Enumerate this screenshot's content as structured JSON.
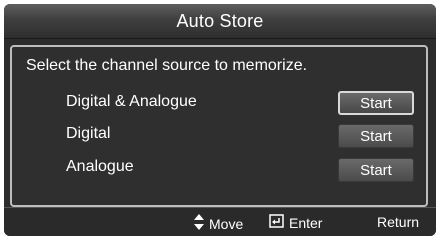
{
  "window": {
    "title": "Auto Store"
  },
  "prompt": "Select the channel source to memorize.",
  "rows": [
    {
      "label": "Digital & Analogue",
      "button": "Start",
      "selected": true
    },
    {
      "label": "Digital",
      "button": "Start",
      "selected": false
    },
    {
      "label": "Analogue",
      "button": "Start",
      "selected": false
    }
  ],
  "footer": {
    "move": {
      "icon": "up-down-arrows-icon",
      "label": "Move"
    },
    "enter": {
      "icon": "enter-icon",
      "label": "Enter"
    },
    "return": {
      "label": "Return"
    }
  }
}
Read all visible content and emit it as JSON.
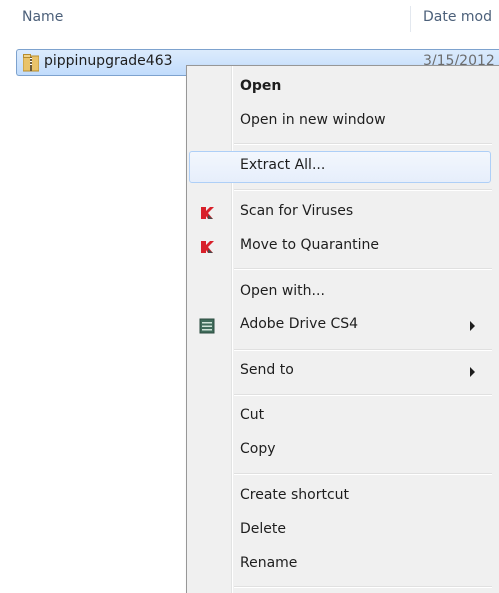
{
  "header": {
    "name_label": "Name",
    "date_label": "Date mod"
  },
  "file": {
    "name": "pippinupgrade463",
    "date": "3/15/2012"
  },
  "menu": {
    "open": "Open",
    "open_new_window": "Open in new window",
    "extract_all": "Extract All...",
    "scan_viruses": "Scan for Viruses",
    "move_quarantine": "Move to Quarantine",
    "open_with": "Open with...",
    "adobe_drive": "Adobe Drive CS4",
    "send_to": "Send to",
    "cut": "Cut",
    "copy": "Copy",
    "create_shortcut": "Create shortcut",
    "delete": "Delete",
    "rename": "Rename"
  },
  "icons": {
    "file": "zip-folder-icon",
    "scan": "kaspersky-icon",
    "quarantine": "kaspersky-icon",
    "adobe": "adobe-drive-icon",
    "submenu": "chevron-right-icon"
  },
  "colors": {
    "kaspersky_red": "#d8202a",
    "selection_border": "#7da2ce",
    "hover_border": "#aecff7"
  }
}
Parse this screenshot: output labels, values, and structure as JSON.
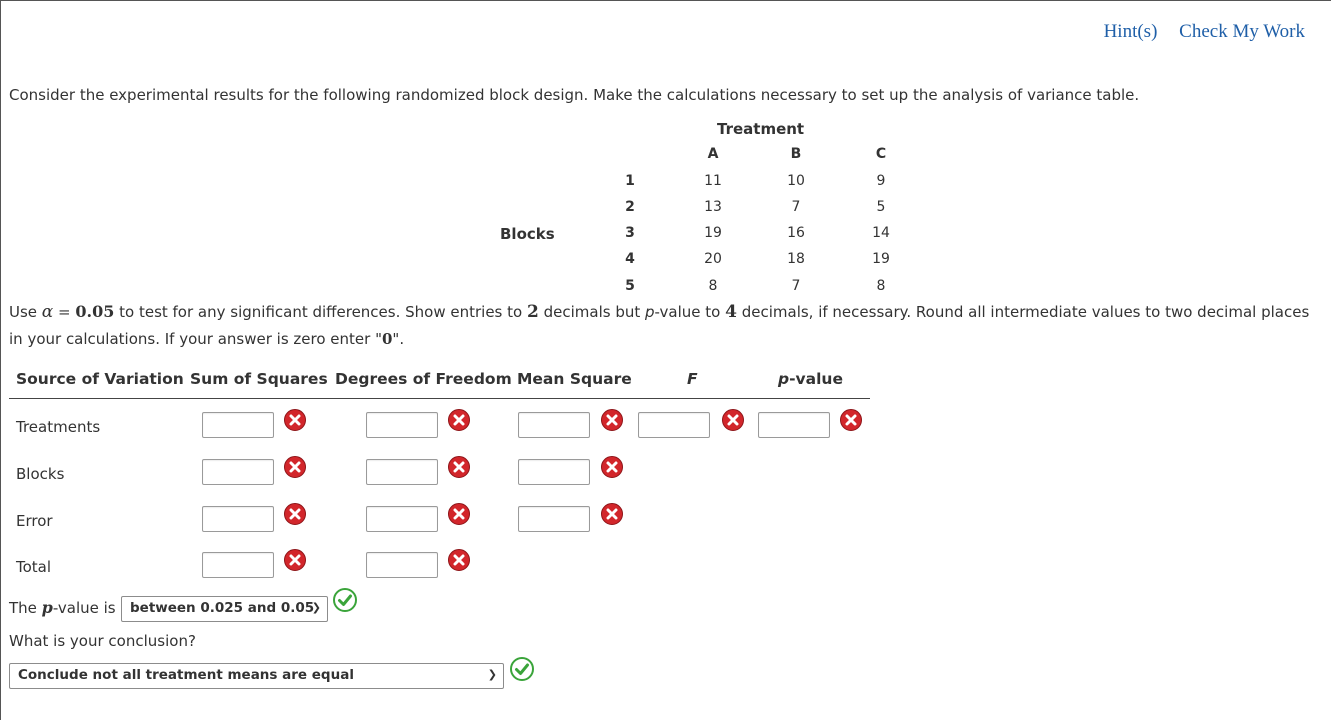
{
  "header": {
    "hints_label": "Hint(s)",
    "check_label": "Check My Work"
  },
  "intro": "Consider the experimental results for the following randomized block design. Make the calculations necessary to set up the analysis of variance table.",
  "data_table": {
    "treatment_label": "Treatment",
    "blocks_label": "Blocks",
    "columns": [
      "A",
      "B",
      "C"
    ],
    "rows": [
      {
        "block": "1",
        "values": [
          "11",
          "10",
          "9"
        ]
      },
      {
        "block": "2",
        "values": [
          "13",
          "7",
          "5"
        ]
      },
      {
        "block": "3",
        "values": [
          "19",
          "16",
          "14"
        ]
      },
      {
        "block": "4",
        "values": [
          "20",
          "18",
          "19"
        ]
      },
      {
        "block": "5",
        "values": [
          "8",
          "7",
          "8"
        ]
      }
    ]
  },
  "instructions": {
    "use": "Use ",
    "alpha": "α",
    "eq": " = ",
    "alpha_value": "0.05",
    "p1": " to test for any significant differences. Show entries to ",
    "decimals": "2",
    "p2": " decimals but ",
    "p": "p",
    "p3": "-value to ",
    "pdecimals": "4",
    "p4": " decimals, if necessary. Round all intermediate values to two decimal places",
    "line2a": "in your calculations. If your answer is zero enter \"",
    "zero": "0",
    "line2b": "\"."
  },
  "anova": {
    "headers": {
      "source": "Source of Variation",
      "ss": "Sum of Squares",
      "df": "Degrees of Freedom",
      "ms": "Mean Square",
      "f": "F",
      "p": "p",
      "pvalue_suffix": "-value"
    },
    "rows": [
      {
        "label": "Treatments",
        "ss": "",
        "df": "",
        "ms": "",
        "f": "",
        "p": ""
      },
      {
        "label": "Blocks",
        "ss": "",
        "df": "",
        "ms": ""
      },
      {
        "label": "Error",
        "ss": "",
        "df": "",
        "ms": ""
      },
      {
        "label": "Total",
        "ss": "",
        "df": ""
      }
    ]
  },
  "pvalue_question": {
    "prefix": "The ",
    "p": "p",
    "suffix": "-value is",
    "selected": "between 0.025 and 0.05"
  },
  "conclusion": {
    "question": "What is your conclusion?",
    "selected": "Conclude not all treatment means are equal"
  },
  "colors": {
    "link": "#1f5fa8",
    "incorrect": "#d2262b",
    "correct": "#3aa43a"
  }
}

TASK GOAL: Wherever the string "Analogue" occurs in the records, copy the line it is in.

PROBLEM SOLUTION:
      "label": "Digital & Analogue",
      "label": "Analogue",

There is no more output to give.